On March 3, 2011, after hours of jury deliberation, Tim was convicted of two federal felonies: one count of false representation, and one count of violating the Federal Onshore Oil and Gas Leasing Reform Act. Between his conviction and his sentencing hearing, Tim was able to tour the country, speaking to college students, climate activists and progressive audiences in every region. He assured supporters that he was fearless and unremorseful about his actions, and urged activists to be bold and brave in the fight for climate justice. Tim reminded his audiences that all meaningful social change in American history has required nonviolent civil disobedience.
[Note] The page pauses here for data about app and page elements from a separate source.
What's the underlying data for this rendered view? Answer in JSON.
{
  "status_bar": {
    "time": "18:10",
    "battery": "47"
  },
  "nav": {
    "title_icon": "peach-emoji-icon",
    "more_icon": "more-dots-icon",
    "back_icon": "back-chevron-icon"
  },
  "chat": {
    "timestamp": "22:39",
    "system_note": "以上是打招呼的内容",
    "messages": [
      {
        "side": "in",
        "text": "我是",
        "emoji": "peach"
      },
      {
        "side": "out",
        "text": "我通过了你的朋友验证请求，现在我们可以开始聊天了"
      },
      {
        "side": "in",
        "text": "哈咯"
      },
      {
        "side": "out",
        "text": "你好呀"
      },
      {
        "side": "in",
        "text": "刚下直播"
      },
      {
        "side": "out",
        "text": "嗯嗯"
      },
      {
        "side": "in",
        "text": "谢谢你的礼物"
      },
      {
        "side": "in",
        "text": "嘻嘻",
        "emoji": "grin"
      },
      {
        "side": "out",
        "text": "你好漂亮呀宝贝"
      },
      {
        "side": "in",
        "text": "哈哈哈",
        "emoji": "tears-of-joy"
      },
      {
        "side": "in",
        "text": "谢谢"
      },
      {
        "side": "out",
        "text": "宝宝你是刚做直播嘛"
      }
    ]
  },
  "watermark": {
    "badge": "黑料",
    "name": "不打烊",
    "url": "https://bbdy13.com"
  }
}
Tim urged activists to take the long view, and be ready to go to jail to defend their principles and their cause. “We don’t need to figure out how to keep me out of jail,” Tim explained to a concerned Santa Fe supporter. “We need to figure out how to get more people into jail.”

On July 26th, 2011, Tim was sentenced to two years in federal prison. In the pre-sentencing report, the Prosecution openly admitted that Tim himself was not a threat to society or at risk to reoffend; the stated purpose of the sentence was to deter other activists from taking similar action to further the climate movement. In his final statement to the Judge, Tim said that he understood why the Prosecution saw him as a threat. “[My message] may indeed be threatening to the power structure,” he said. “The message is about recognizing our interconnectedness. The message is that when people stand together, they no longer have to be exploited. Alienation is perhaps the most effective tool of control in America, and every reminder of our real connectedness weakens that tool.”

After his sentence was issued, Tim was removed immediately from the courtroom and taken into the custody of federal agents. 26 people were arrested outside the Salt Lake City courthouse, and 26 solidarity actions happened at federal courthouses throughout the United States. The demonstrations were intended to express supporters’ outrage, and more importantly, to illustrate the climate movement’s undeterred commitment to continued action. Tim’s conclusion to his final statement to the courtroom at his sentencing hearing crystallized his own personal stake in that commitment:

“You can steer my commitment to a healthy and just world if you agree with it, but you can’t kill it. This is not going away. At this point of unimaginable threats on the horizon, this is what hope looks like.  In these times of a morally bankrupt government that has sold out its principles, this is what patriotism looks like.  With countless lives on the line, this is what love looks like, and it will only grow.”

Tim was released from prison on April 21, 2013 and is now on a 3 year probation. Tim will be attending Harvard Divinity School this fall and is currently touring with Bidder 70 and speaking about his experiences over the last four years.